> Data provided
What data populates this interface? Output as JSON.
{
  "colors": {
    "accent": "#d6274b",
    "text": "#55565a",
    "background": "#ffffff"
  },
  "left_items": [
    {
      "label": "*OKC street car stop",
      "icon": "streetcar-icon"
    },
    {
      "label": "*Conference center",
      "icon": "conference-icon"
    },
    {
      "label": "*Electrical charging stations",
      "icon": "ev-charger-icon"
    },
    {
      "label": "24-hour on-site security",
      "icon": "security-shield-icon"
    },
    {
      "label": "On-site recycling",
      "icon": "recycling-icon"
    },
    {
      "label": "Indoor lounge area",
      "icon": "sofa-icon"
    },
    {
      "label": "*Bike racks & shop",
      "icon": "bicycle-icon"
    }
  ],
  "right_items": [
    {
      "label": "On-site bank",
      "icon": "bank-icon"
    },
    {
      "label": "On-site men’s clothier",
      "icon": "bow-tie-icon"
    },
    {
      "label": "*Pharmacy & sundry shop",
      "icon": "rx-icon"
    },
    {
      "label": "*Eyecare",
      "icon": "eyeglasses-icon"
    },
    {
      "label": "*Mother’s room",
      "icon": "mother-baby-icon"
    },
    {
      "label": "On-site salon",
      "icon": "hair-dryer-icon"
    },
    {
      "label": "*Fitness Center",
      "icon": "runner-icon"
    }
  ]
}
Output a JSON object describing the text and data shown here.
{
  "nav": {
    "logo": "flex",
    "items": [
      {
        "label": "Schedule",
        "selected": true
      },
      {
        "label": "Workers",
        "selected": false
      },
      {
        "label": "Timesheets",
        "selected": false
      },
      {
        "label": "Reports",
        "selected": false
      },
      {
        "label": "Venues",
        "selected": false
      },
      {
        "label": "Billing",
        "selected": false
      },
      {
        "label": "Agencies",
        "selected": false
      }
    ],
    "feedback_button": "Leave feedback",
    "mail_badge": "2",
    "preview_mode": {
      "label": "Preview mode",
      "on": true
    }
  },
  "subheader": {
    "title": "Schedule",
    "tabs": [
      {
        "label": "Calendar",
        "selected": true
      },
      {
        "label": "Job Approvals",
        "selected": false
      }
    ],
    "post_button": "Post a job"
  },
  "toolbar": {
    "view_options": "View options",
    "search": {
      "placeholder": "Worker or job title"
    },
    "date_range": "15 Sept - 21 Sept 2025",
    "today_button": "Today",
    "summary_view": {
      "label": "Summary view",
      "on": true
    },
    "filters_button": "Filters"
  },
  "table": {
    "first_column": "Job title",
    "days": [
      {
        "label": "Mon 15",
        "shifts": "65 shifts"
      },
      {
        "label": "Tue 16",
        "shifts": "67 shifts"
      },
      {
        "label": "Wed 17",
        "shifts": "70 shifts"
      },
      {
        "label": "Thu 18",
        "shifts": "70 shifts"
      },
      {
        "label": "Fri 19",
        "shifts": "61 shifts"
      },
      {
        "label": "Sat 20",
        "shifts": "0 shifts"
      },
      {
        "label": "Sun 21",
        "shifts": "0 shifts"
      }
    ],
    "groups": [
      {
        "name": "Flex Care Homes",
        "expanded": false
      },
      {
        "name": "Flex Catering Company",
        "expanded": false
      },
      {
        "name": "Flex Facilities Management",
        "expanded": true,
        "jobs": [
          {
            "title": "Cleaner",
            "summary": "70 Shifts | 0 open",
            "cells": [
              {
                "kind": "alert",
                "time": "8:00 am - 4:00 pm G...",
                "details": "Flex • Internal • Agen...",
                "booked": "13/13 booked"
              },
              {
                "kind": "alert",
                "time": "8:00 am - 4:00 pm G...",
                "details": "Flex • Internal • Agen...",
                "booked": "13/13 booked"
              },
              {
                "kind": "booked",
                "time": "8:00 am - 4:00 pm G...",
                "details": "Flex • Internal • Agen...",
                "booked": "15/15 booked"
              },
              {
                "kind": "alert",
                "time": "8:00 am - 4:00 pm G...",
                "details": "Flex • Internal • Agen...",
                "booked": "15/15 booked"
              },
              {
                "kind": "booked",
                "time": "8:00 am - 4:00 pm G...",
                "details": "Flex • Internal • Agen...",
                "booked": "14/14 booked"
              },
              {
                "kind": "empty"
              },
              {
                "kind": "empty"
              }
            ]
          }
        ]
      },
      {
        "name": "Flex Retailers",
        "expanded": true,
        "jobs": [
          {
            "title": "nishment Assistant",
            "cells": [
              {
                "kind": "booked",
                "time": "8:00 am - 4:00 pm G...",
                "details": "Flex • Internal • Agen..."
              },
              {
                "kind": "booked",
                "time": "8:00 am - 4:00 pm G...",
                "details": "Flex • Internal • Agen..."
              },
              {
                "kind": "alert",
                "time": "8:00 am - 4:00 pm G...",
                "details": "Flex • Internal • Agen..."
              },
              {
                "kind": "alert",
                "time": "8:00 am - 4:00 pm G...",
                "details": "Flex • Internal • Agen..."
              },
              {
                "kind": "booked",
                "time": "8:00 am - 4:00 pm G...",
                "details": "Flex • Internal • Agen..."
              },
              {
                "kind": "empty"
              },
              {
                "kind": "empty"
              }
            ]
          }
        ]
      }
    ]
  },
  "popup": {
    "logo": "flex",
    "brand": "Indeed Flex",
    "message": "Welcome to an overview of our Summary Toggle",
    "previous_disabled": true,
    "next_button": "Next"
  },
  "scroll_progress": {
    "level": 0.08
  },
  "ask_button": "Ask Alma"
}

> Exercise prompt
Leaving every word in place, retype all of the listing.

> Exercise answer
What data populates this interface? Output as JSON.
{
  "colors": {
    "accent": "#d6274b",
    "text": "#55565a",
    "background": "#ffffff"
  },
  "left_items": [
    {
      "label": "*OKC street car stop",
      "icon": "streetcar-icon"
    },
    {
      "label": "*Conference center",
      "icon": "conference-icon"
    },
    {
      "label": "*Electrical charging stations",
      "icon": "ev-charger-icon"
    },
    {
      "label": "24-hour on-site security",
      "icon": "security-shield-icon"
    },
    {
      "label": "On-site recycling",
      "icon": "recycling-icon"
    },
    {
      "label": "Indoor lounge area",
      "icon": "sofa-icon"
    },
    {
      "label": "*Bike racks & shop",
      "icon": "bicycle-icon"
    }
  ],
  "right_items": [
    {
      "label": "On-site bank",
      "icon": "bank-icon"
    },
    {
      "label": "On-site men’s clothier",
      "icon": "bow-tie-icon"
    },
    {
      "label": "*Pharmacy & sundry shop",
      "icon": "rx-icon"
    },
    {
      "label": "*Eyecare",
      "icon": "eyeglasses-icon"
    },
    {
      "label": "*Mother’s room",
      "icon": "mother-baby-icon"
    },
    {
      "label": "On-site salon",
      "icon": "hair-dryer-icon"
    },
    {
      "label": "*Fitness Center",
      "icon": "runner-icon"
    }
  ]
}
Output a JSON object describing the text and data shown here.
{
  "nav": {
    "logo": "flex",
    "items": [
      {
        "label": "Schedule",
        "selected": true
      },
      {
        "label": "Workers",
        "selected": false
      },
      {
        "label": "Timesheets",
        "selected": false
      },
      {
        "label": "Reports",
        "selected": false
      },
      {
        "label": "Venues",
        "selected": false
      },
      {
        "label": "Billing",
        "selected": false
      },
      {
        "label": "Agencies",
        "selected": false
      }
    ],
    "feedback_button": "Leave feedback",
    "mail_badge": "2",
    "preview_mode": {
      "label": "Preview mode",
      "on": true
    }
  },
  "subheader": {
    "title": "Schedule",
    "tabs": [
      {
        "label": "Calendar",
        "selected": true
      },
      {
        "label": "Job Approvals",
        "selected": false
      }
    ],
    "post_button": "Post a job"
  },
  "toolbar": {
    "view_options": "View options",
    "search": {
      "placeholder": "Worker or job title"
    },
    "date_range": "15 Sept - 21 Sept 2025",
    "today_button": "Today",
    "summary_view": {
      "label": "Summary view",
      "on": true
    },
    "filters_button": "Filters"
  },
  "table": {
    "first_column": "Job title",
    "days": [
      {
        "label": "Mon 15",
        "shifts": "65 shifts"
      },
      {
        "label": "Tue 16",
        "shifts": "67 shifts"
      },
      {
        "label": "Wed 17",
        "shifts": "70 shifts"
      },
      {
        "label": "Thu 18",
        "shifts": "70 shifts"
      },
      {
        "label": "Fri 19",
        "shifts": "61 shifts"
      },
      {
        "label": "Sat 20",
        "shifts": "0 shifts"
      },
      {
        "label": "Sun 21",
        "shifts": "0 shifts"
      }
    ],
    "groups": [
      {
        "name": "Flex Care Homes",
        "expanded": false
      },
      {
        "name": "Flex Catering Company",
        "expanded": false
      },
      {
        "name": "Flex Facilities Management",
        "expanded": true,
        "jobs": [
          {
            "title": "Cleaner",
            "summary": "70 Shifts | 0 open",
            "cells": [
              {
                "kind": "alert",
                "time": "8:00 am - 4:00 pm G...",
                "details": "Flex • Internal • Agen...",
                "booked": "13/13 booked"
              },
              {
                "kind": "alert",
                "time": "8:00 am - 4:00 pm G...",
                "details": "Flex • Internal • Agen...",
                "booked": "13/13 booked"
              },
              {
                "kind": "booked",
                "time": "8:00 am - 4:00 pm G...",
                "details": "Flex • Internal • Agen...",
                "booked": "15/15 booked"
              },
              {
                "kind": "alert",
                "time": "8:00 am - 4:00 pm G...",
                "details": "Flex • Internal • Agen...",
                "booked": "15/15 booked"
              },
              {
                "kind": "booked",
                "time": "8:00 am - 4:00 pm G...",
                "details": "Flex • Internal • Agen...",
                "booked": "14/14 booked"
              },
              {
                "kind": "empty"
              },
              {
                "kind": "empty"
              }
            ]
          }
        ]
      },
      {
        "name": "Flex Retailers",
        "expanded": true,
        "jobs": [
          {
            "title": "nishment Assistant",
            "cells": [
              {
                "kind": "booked",
                "time": "8:00 am - 4:00 pm G...",
                "details": "Flex • Internal • Agen..."
              },
              {
                "kind": "booked",
                "time": "8:00 am - 4:00 pm G...",
                "details": "Flex • Internal • Agen..."
              },
              {
                "kind": "alert",
                "time": "8:00 am - 4:00 pm G...",
                "details": "Flex • Internal • Agen..."
              },
              {
                "kind": "alert",
                "time": "8:00 am - 4:00 pm G...",
                "details": "Flex • Internal • Agen..."
              },
              {
                "kind": "booked",
                "time": "8:00 am - 4:00 pm G...",
                "details": "Flex • Internal • Agen..."
              },
              {
                "kind": "empty"
              },
              {
                "kind": "empty"
              }
            ]
          }
        ]
      }
    ]
  },
  "popup": {
    "logo": "flex",
    "brand": "Indeed Flex",
    "message": "Welcome to an overview of our Summary Toggle",
    "previous_disabled": true,
    "next_button": "Next"
  },
  "scroll_progress": {
    "level": 0.08
  },
  "ask_button": "Ask Alma"
}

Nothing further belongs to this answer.